- WHAT THE EXERCISE ASKS -
Write out the records below once more, exactly as they stand.

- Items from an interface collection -
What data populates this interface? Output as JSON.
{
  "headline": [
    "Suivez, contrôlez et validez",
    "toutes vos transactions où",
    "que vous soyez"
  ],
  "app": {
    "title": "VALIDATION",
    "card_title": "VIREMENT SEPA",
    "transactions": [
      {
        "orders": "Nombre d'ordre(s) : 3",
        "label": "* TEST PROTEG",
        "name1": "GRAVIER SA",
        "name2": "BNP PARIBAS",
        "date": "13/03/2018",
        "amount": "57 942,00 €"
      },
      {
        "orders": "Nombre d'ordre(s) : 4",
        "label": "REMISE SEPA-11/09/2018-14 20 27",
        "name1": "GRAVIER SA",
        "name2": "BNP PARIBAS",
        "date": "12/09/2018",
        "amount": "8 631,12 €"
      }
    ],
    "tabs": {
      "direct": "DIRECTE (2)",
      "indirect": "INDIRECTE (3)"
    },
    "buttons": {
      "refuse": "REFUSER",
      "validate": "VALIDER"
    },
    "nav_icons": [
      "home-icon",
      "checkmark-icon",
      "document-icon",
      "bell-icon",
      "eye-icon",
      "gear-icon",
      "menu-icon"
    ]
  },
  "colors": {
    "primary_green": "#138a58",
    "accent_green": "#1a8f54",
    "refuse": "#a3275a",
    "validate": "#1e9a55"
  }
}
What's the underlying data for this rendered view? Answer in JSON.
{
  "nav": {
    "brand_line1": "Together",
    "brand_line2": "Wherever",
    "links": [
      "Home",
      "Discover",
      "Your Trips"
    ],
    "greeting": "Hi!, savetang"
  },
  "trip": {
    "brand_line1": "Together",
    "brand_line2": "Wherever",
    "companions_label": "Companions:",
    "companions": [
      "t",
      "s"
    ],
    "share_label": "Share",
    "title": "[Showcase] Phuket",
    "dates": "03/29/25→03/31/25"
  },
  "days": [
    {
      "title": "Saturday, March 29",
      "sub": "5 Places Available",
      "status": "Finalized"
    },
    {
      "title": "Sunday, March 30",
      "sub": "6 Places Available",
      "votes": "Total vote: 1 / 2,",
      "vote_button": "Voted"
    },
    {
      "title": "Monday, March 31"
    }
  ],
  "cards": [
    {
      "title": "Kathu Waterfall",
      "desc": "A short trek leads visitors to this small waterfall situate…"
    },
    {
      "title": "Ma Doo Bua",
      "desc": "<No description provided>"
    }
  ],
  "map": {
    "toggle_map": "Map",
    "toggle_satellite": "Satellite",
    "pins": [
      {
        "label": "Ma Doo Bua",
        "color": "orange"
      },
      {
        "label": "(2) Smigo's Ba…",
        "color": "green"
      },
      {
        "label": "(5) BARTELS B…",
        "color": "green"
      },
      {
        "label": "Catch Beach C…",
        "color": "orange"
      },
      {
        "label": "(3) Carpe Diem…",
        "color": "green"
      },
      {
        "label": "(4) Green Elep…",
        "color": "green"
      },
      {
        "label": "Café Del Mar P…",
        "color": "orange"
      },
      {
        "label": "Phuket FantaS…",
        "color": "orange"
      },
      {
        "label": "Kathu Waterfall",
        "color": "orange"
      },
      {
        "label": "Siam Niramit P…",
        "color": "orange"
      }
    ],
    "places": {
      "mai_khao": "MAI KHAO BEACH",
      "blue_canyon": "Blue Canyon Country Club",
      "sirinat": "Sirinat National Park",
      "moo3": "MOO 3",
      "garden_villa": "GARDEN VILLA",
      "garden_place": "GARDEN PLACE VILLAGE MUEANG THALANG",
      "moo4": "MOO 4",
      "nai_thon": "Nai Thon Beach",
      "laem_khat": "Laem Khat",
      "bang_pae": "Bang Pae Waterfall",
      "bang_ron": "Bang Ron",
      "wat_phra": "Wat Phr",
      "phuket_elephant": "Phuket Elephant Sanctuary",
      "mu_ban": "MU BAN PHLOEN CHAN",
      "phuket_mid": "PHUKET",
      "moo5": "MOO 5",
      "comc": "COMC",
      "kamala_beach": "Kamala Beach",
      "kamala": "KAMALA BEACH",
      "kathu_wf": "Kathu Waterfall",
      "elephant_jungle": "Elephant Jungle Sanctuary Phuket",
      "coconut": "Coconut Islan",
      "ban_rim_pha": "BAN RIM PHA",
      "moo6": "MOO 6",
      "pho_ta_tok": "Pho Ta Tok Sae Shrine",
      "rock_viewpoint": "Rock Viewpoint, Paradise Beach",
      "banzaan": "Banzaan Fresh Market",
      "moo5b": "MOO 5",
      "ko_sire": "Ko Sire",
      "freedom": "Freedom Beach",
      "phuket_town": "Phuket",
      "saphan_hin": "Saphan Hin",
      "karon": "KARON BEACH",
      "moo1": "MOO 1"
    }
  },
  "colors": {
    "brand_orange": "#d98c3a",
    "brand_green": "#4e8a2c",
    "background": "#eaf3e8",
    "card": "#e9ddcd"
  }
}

- SOLUTION TO THIS TASK -
What data populates this interface? Output as JSON.
{
  "headline": [
    "Suivez, contrôlez et validez",
    "toutes vos transactions où",
    "que vous soyez"
  ],
  "app": {
    "title": "VALIDATION",
    "card_title": "VIREMENT SEPA",
    "transactions": [
      {
        "orders": "Nombre d'ordre(s) : 3",
        "label": "* TEST PROTEG",
        "name1": "GRAVIER SA",
        "name2": "BNP PARIBAS",
        "date": "13/03/2018",
        "amount": "57 942,00 €"
      },
      {
        "orders": "Nombre d'ordre(s) : 4",
        "label": "REMISE SEPA-11/09/2018-14 20 27",
        "name1": "GRAVIER SA",
        "name2": "BNP PARIBAS",
        "date": "12/09/2018",
        "amount": "8 631,12 €"
      }
    ],
    "tabs": {
      "direct": "DIRECTE (2)",
      "indirect": "INDIRECTE (3)"
    },
    "buttons": {
      "refuse": "REFUSER",
      "validate": "VALIDER"
    },
    "nav_icons": [
      "home-icon",
      "checkmark-icon",
      "document-icon",
      "bell-icon",
      "eye-icon",
      "gear-icon",
      "menu-icon"
    ]
  },
  "colors": {
    "primary_green": "#138a58",
    "accent_green": "#1a8f54",
    "refuse": "#a3275a",
    "validate": "#1e9a55"
  }
}
What's the underlying data for this rendered view? Answer in JSON.
{
  "nav": {
    "brand_line1": "Together",
    "brand_line2": "Wherever",
    "links": [
      "Home",
      "Discover",
      "Your Trips"
    ],
    "greeting": "Hi!, savetang"
  },
  "trip": {
    "brand_line1": "Together",
    "brand_line2": "Wherever",
    "companions_label": "Companions:",
    "companions": [
      "t",
      "s"
    ],
    "share_label": "Share",
    "title": "[Showcase] Phuket",
    "dates": "03/29/25→03/31/25"
  },
  "days": [
    {
      "title": "Saturday, March 29",
      "sub": "5 Places Available",
      "status": "Finalized"
    },
    {
      "title": "Sunday, March 30",
      "sub": "6 Places Available",
      "votes": "Total vote: 1 / 2,",
      "vote_button": "Voted"
    },
    {
      "title": "Monday, March 31"
    }
  ],
  "cards": [
    {
      "title": "Kathu Waterfall",
      "desc": "A short trek leads visitors to this small waterfall situate…"
    },
    {
      "title": "Ma Doo Bua",
      "desc": "<No description provided>"
    }
  ],
  "map": {
    "toggle_map": "Map",
    "toggle_satellite": "Satellite",
    "pins": [
      {
        "label": "Ma Doo Bua",
        "color": "orange"
      },
      {
        "label": "(2) Smigo's Ba…",
        "color": "green"
      },
      {
        "label": "(5) BARTELS B…",
        "color": "green"
      },
      {
        "label": "Catch Beach C…",
        "color": "orange"
      },
      {
        "label": "(3) Carpe Diem…",
        "color": "green"
      },
      {
        "label": "(4) Green Elep…",
        "color": "green"
      },
      {
        "label": "Café Del Mar P…",
        "color": "orange"
      },
      {
        "label": "Phuket FantaS…",
        "color": "orange"
      },
      {
        "label": "Kathu Waterfall",
        "color": "orange"
      },
      {
        "label": "Siam Niramit P…",
        "color": "orange"
      }
    ],
    "places": {
      "mai_khao": "MAI KHAO BEACH",
      "blue_canyon": "Blue Canyon Country Club",
      "sirinat": "Sirinat National Park",
      "moo3": "MOO 3",
      "garden_villa": "GARDEN VILLA",
      "garden_place": "GARDEN PLACE VILLAGE MUEANG THALANG",
      "moo4": "MOO 4",
      "nai_thon": "Nai Thon Beach",
      "laem_khat": "Laem Khat",
      "bang_pae": "Bang Pae Waterfall",
      "bang_ron": "Bang Ron",
      "wat_phra": "Wat Phr",
      "phuket_elephant": "Phuket Elephant Sanctuary",
      "mu_ban": "MU BAN PHLOEN CHAN",
      "phuket_mid": "PHUKET",
      "moo5": "MOO 5",
      "comc": "COMC",
      "kamala_beach": "Kamala Beach",
      "kamala": "KAMALA BEACH",
      "kathu_wf": "Kathu Waterfall",
      "elephant_jungle": "Elephant Jungle Sanctuary Phuket",
      "coconut": "Coconut Islan",
      "ban_rim_pha": "BAN RIM PHA",
      "moo6": "MOO 6",
      "pho_ta_tok": "Pho Ta Tok Sae Shrine",
      "rock_viewpoint": "Rock Viewpoint, Paradise Beach",
      "banzaan": "Banzaan Fresh Market",
      "moo5b": "MOO 5",
      "ko_sire": "Ko Sire",
      "freedom": "Freedom Beach",
      "phuket_town": "Phuket",
      "saphan_hin": "Saphan Hin",
      "karon": "KARON BEACH",
      "moo1": "MOO 1"
    }
  },
  "colors": {
    "brand_orange": "#d98c3a",
    "brand_green": "#4e8a2c",
    "background": "#eaf3e8",
    "card": "#e9ddcd"
  }
}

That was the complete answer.